Nearly half of Irish organisations unprepared for cyberattack
27 November 2014 | 0
Almost half of Irish organisations (47%) are not only unlikely to be able to detect a sophisticated cyberattack, a new survey has found that they are also unlikely to have the skills budget, skills or agility to deal with them.
According to the 2014 Ernst and Young (EY) Global Information Survey, while there is greater awareness of the prevalence of such threats, among Irish as well as other organisations globally, findings indicate that companies lack the agility, budget and skills to mitigate known vulnerabilities and successfully prepare for and address cyberattacks.
The survey was carried out among 1,825 organisations in 60 countries, including Ireland.
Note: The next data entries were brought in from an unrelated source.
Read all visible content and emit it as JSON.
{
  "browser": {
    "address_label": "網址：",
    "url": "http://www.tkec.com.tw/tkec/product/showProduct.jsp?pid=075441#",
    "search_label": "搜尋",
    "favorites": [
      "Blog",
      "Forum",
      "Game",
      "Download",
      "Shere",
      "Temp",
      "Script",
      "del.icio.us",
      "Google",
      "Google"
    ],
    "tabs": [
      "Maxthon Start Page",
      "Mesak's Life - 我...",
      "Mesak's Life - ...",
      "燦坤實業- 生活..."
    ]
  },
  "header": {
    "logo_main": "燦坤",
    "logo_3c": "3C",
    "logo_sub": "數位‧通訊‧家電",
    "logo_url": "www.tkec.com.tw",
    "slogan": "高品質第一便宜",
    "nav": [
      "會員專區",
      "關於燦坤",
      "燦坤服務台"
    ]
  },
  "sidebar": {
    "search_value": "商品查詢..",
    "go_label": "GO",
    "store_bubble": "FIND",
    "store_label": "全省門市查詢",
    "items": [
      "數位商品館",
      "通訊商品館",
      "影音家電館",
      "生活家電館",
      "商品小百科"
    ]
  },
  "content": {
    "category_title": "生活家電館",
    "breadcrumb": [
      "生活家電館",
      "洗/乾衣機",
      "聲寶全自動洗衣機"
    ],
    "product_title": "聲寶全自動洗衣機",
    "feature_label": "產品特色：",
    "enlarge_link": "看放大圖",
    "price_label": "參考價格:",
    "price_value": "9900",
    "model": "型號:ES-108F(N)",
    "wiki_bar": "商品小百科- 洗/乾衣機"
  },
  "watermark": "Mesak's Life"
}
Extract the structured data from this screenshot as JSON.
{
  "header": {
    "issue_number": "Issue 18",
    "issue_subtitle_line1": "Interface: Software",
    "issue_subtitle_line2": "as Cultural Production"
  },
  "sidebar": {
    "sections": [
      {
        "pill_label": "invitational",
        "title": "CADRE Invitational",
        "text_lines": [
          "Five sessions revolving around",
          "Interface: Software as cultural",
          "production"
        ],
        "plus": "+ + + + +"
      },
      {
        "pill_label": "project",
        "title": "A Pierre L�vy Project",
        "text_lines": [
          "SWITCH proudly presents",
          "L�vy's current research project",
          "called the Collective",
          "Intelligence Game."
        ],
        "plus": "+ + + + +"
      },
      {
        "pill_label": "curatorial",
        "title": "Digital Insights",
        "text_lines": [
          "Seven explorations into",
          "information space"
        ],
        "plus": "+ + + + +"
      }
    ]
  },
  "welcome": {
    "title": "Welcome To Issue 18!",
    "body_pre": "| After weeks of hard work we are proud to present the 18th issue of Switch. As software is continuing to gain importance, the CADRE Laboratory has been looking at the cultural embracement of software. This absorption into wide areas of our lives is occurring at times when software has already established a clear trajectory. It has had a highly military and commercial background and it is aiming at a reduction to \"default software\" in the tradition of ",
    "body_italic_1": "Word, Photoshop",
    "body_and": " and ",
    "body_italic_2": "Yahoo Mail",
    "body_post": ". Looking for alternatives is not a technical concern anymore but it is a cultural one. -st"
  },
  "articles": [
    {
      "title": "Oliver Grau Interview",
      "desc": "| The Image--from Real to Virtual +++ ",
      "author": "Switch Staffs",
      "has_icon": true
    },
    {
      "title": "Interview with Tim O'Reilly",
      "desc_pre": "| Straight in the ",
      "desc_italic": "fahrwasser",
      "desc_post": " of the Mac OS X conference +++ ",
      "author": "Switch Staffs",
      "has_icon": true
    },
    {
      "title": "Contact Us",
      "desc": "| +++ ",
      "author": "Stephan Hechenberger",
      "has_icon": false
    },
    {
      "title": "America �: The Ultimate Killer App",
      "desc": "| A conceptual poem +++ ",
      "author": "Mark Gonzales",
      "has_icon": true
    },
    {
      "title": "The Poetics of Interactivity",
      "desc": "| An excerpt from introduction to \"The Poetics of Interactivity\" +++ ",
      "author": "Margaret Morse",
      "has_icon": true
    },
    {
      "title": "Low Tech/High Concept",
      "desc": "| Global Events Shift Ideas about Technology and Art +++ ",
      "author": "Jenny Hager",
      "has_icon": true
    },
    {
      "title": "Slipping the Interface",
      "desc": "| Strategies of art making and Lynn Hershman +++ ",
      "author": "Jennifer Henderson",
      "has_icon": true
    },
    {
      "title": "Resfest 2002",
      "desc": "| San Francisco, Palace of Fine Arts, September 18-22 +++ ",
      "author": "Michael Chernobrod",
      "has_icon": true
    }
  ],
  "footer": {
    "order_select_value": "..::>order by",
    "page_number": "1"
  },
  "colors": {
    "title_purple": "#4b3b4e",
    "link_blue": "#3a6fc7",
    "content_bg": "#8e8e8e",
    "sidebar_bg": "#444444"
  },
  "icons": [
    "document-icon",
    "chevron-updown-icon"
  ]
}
Although the vast majority (82%) of Irish respondents reported that security spending will increase somewhat over the next 12 months, worryingly, despite the expected increases in spend, more than half of Irish respondents still cite budget as their main obstacle to their cyber security programme.
Despite the expected increases in spend, more than half of Irish respondents still cite budget as their main obstacle to their cyber security programme
The findings echo several indigenous findings, such as those presented recently at IRISSCon, which showed that Irish organisations are still failing on the basics of information security, even in the face of ever increasing targeted and sophisticated attacks.
“Organisations now acknowledge that outright prevention of sophisticated cyberattacks is unrealistic and that only half of respondents are confident of detecting attacks,” said Hugh Callaghan, EMEIA Financial Services Advisory director, EY. “Enhancing the monitoring required to detect attacks and enable rapid response will require significant investment in a security operations centre capability, which is not widely reflected in short term budget expectations. This means that vulnerability to cyberattacks will continue and security functions will struggle in fully meeting the needs of the business.”
While external threats remain a constant in the survey, another common feature is the insider threat, whether malicious or not. This year’s survey has shown that nearly three quarters (71%) of Irish organisations regard their leading internal weakness as careless or unaware employees. This is often symptomatic of poor user awareness and a failure of IT to engage through education.
The survey said that the top two external threats cited by respondents were cyberattacks aimed at stealing financial information and malware threats (41% each). Recent media reports of sophisticated malware would appear to validate this view.
Organisations need to do a better job of anticipating attacks in an environment where it is no longer possible to prevent all cyber breaches, the survey found, and where threats come from ever more resourceful and well-funded sources.
Half (50%) of Irish organisations say that a lack of skilled resources is one of the main obstacles challenging their information security programme and only 6% of respondents have a threat intelligence team with dedicated analysts.
“The purpose of threat intelligence is to understand the threats specific to your organisation and inform rapid decision-making. This includes understanding ‘who’ and ‘what’ that is targeting you and your industry peers in order to anticipate attacks before they occur and to inform your prevention, monitoring and response activities” said Callaghan.
“Ireland continues to enjoy its international reputation as ‘the Silicon Valley of Europe’,” said Callaghan. “However, the results of the survey indicate that while they have come a long way, Irish organisations need to further educate themselves on the realities of cybercrime in order for Ireland to maintain its competitive edge as a leader in technology and digital services. Success in the digital economy is founded on trust and cyber security breaches can severely damage that trust. Ireland needs to be regarded as a safe place to do business online.